Once you have read the data below, please repeat all of it exactly.
*****
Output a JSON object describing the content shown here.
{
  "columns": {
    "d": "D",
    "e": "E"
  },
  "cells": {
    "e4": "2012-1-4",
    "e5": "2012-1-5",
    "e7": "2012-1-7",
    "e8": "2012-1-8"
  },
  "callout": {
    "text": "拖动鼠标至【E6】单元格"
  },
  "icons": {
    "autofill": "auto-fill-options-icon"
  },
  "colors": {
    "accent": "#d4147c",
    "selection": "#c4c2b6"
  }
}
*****
■ Response to the exercise ■
Output a JSON object describing the content shown here.
{
  "columns": {
    "d": "D",
    "e": "E"
  },
  "cells": {
    "e4": "2012-1-4",
    "e5": "2012-1-5",
    "e7": "2012-1-7",
    "e8": "2012-1-8"
  },
  "callout": {
    "text": "拖动鼠标至【E6】单元格"
  },
  "icons": {
    "autofill": "auto-fill-options-icon"
  },
  "colors": {
    "accent": "#d4147c",
    "selection": "#c4c2b6"
  }
}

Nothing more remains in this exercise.